| Extracted entries |
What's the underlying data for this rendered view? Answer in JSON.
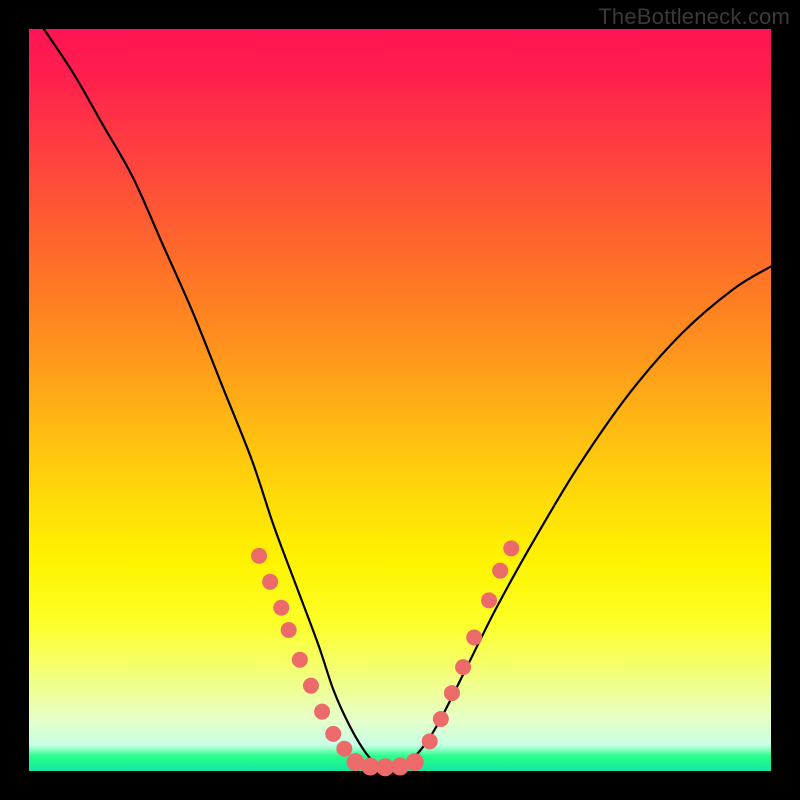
{
  "watermark": "TheBottleneck.com",
  "colors": {
    "frame": "#000000",
    "curve": "#000000",
    "dot": "#ec6a6a"
  },
  "chart_data": {
    "type": "line",
    "title": "",
    "xlabel": "",
    "ylabel": "",
    "ylim": [
      0,
      100
    ],
    "xlim": [
      0,
      100
    ],
    "note": "Two bottleneck curves (left-falling, right-rising) with salmon data markers near valley. Values read from pixel positions; y normalized 0 (bottom) to 100 (top).",
    "series": [
      {
        "name": "curve-left",
        "x": [
          2,
          6,
          10,
          14,
          18,
          22,
          26,
          30,
          33,
          36,
          39,
          41,
          43,
          45,
          46.5,
          48
        ],
        "y": [
          100,
          94,
          87,
          80,
          71,
          62,
          52,
          42,
          33,
          25,
          17,
          11,
          6.5,
          3,
          1.2,
          0.5
        ]
      },
      {
        "name": "curve-right",
        "x": [
          48,
          50,
          52,
          54,
          56,
          59,
          63,
          68,
          74,
          81,
          88,
          95,
          100
        ],
        "y": [
          0.5,
          0.8,
          2,
          4.5,
          8,
          14,
          22,
          31,
          41,
          51,
          59,
          65,
          68
        ]
      }
    ],
    "markers_left": [
      {
        "x": 31,
        "y": 29
      },
      {
        "x": 32.5,
        "y": 25.5
      },
      {
        "x": 34,
        "y": 22
      },
      {
        "x": 35,
        "y": 19
      },
      {
        "x": 36.5,
        "y": 15
      },
      {
        "x": 38,
        "y": 11.5
      },
      {
        "x": 39.5,
        "y": 8
      },
      {
        "x": 41,
        "y": 5
      },
      {
        "x": 42.5,
        "y": 3
      }
    ],
    "markers_bottom": [
      {
        "x": 44,
        "y": 1.2
      },
      {
        "x": 46,
        "y": 0.6
      },
      {
        "x": 48,
        "y": 0.5
      },
      {
        "x": 50,
        "y": 0.6
      },
      {
        "x": 52,
        "y": 1.2
      }
    ],
    "markers_right": [
      {
        "x": 54,
        "y": 4
      },
      {
        "x": 55.5,
        "y": 7
      },
      {
        "x": 57,
        "y": 10.5
      },
      {
        "x": 58.5,
        "y": 14
      },
      {
        "x": 60,
        "y": 18
      },
      {
        "x": 62,
        "y": 23
      },
      {
        "x": 63.5,
        "y": 27
      },
      {
        "x": 65,
        "y": 30
      }
    ]
  }
}
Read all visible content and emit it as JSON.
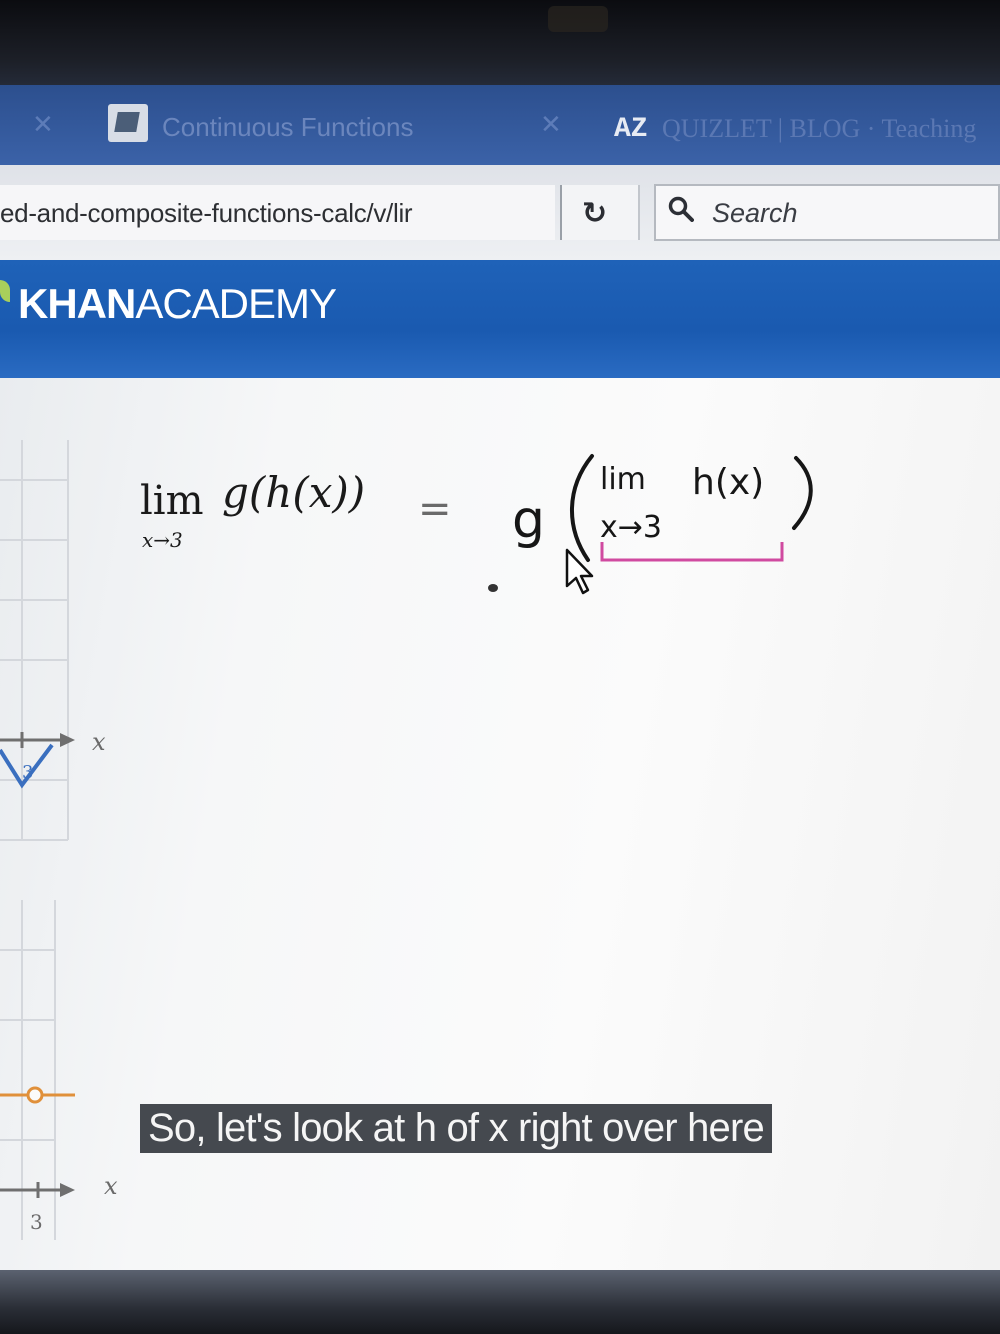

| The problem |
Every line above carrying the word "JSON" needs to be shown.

| Answer space |
What's the underlying data for this rendered view? Answer in JSON.
Read all visible content and emit it as JSON.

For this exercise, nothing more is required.